Safe Pioneering

Link to: Older Pamphlet Info

These 22 Safety Points are included in the manuscript for the next edition of the Pioneering Merit Badge.

The following text is by Adolph E. Peschke as presented in the 1998 printing of the 1993 edition of the Pioneering Merit Badge Pamphlet:

As you begin your pioneering activities, safety must be your first consideration. The following safety points are some that you and your group should keep in mind:

  1. Check all equipment, rope, tools, and hardware to ensure they are in good working condition.
  2. Appoint a safety officer as soon as you arrive at the work site.
  3. The safety officer, along with the rest of the group, should constantly check the work site to keep it clean of debris. Equipment should be kept in an organized fashion.
  4. During the construction of a project, only one person should give instructions and signals.
  5. Do not work during rainy or wet conditions. Rope and spars become slippery, as does your footing. Knots can slip when wet and become unsafe.
  6. Wear clothing to fit the season and wear gloves when necessary to protect your hands.
  7. Take regular breaks to discuss the work in progress and ensure that everyone understands what is required of them.
  8. Double-check all anchors and holdfasts on the pioneering project as strain is applied during use.
  9. Test the structure or bridge before allowing general use.
  10. Ensure that you have good footing, use both hands to make the work easier, and do not lift more than you can handle.
  11. When the day’s work is complete, untie all knots, coil all ropes, check all hardware, and store everything in its proper place.
  12. When tying knots that will be out of reach, secure the running end with a piece of light cord.
  13. When the bottom end of a spar, such as the leg of a tower, rests on hard ground, it should be “heeled in”— that is, set in a 4″ to 6” deep hole to keep it from shifting.
  14. When raising towers, have at least two hoisting lines on the opposite side to prevent overpulling the proper position.
  15. If the design calls for a certain size and type of rope or spar, do not substitute something of lesser strength.
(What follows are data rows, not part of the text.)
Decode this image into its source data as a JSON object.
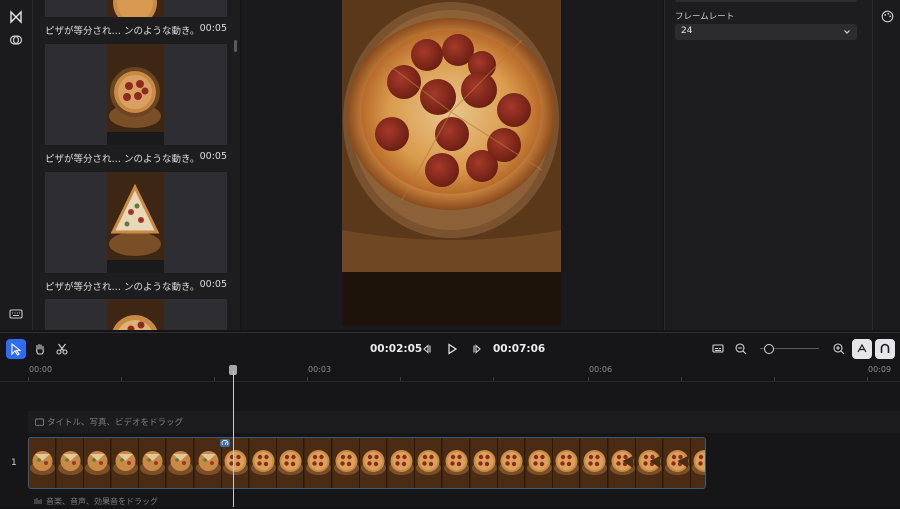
{
  "media_panel": {
    "items": [
      {
        "caption": "ピザが等分され… ンのような動き。",
        "duration": "00:05",
        "variant": "full"
      },
      {
        "caption": "ピザが等分され… ンのような動き。",
        "duration": "00:05",
        "variant": "pepperoni"
      },
      {
        "caption": "ピザが等分され… ンのような動き。",
        "duration": "00:05",
        "variant": "slice"
      },
      {
        "caption": "",
        "duration": "",
        "variant": "partial"
      }
    ]
  },
  "properties": {
    "frame_rate_label": "フレームレート",
    "frame_rate_value": "24"
  },
  "timeline": {
    "current_time": "00:02:05",
    "total_time": "00:07:06",
    "ruler": [
      "00:00",
      "00:03",
      "00:06",
      "00:09"
    ],
    "text_track_hint": "タイトル、写真、ビデオをドラッグ",
    "track_number": "1",
    "audio_track_hint": "音楽、音声、効果音をドラッグ",
    "zoom_level": 0.08
  },
  "colors": {
    "accent": "#2f6cf6",
    "clip_border": "#3b5a78",
    "pizza_crust": "#c98a45",
    "pepperoni": "#8e2a1d",
    "board": "#7a4f27"
  }
}
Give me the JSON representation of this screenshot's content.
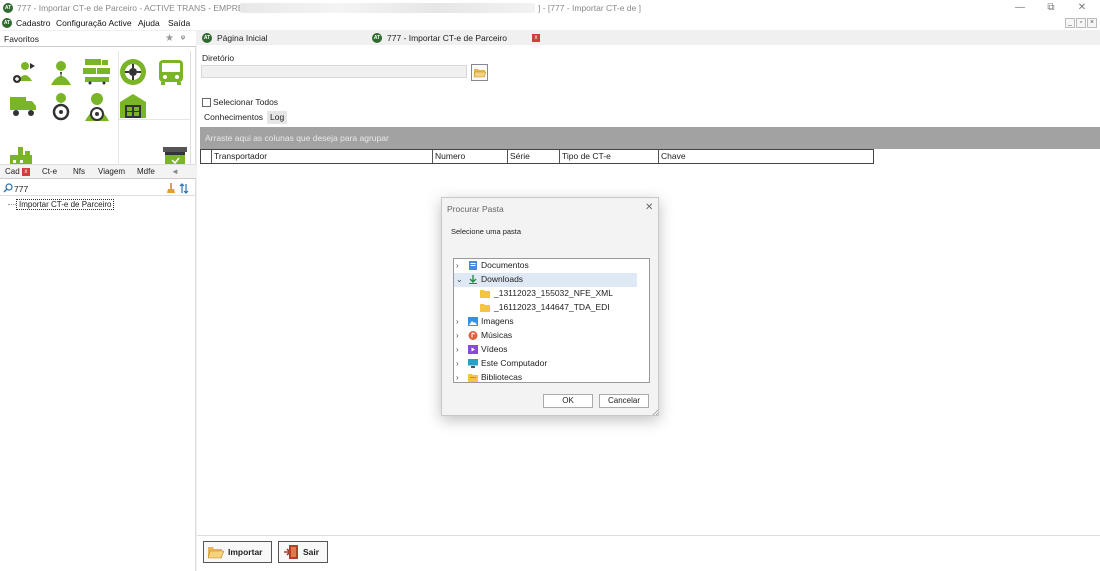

Here are some obvious but necessary additional safety measures that should be remembered:


  • Spars resting on the ground are not for standing upon. They can unexpectedly roll causing injuries.
  • Only one person at a time belongs on a ladder. Persons coming down from a project use the ladder first.
  • Racing up or down a ladder can result in slipping and an accident.
  • The number of people using a platform should be strictly limited to the maximum number established beforehand and announced by the safety officer.
  • Jumping or playing around while on a platform is totally unnecessary and can have dire results.
  • When lifting the a spar to facilitate the frapping of a tripod lashing, care should always be taken to ensure that the person working the rope doesn’t injure his fingers.
  • There should always be plenty of room between the person carrying spars and other people.
  • When working with newer manila lashing ropes, rope splinters can be avoided by wearing gloves.
  • When using heavy mallets to pound in pioneering stakes, pain can be avoided by being especially careful.
  • All equipment should be treated with respect and used appropriately for its intended purpose.

Monkey Bridges

  • There should only be one person on a monkey bridge at a time.
  • While crossing the bridge, people shouldn’t bounce or purposely swing or sway on the ropes, nor should anyone race to see how quickly they can get across, which can easily lead to losing their footing.
  • Those waiting their turn to cross the bridge should stay off the ropes between the anchors and the bridge framework.
  • Whenever the foot rope and/or hand ropes are being tightened, or the spanner ropes are being adjusted, everyone should stay completely off the bridge.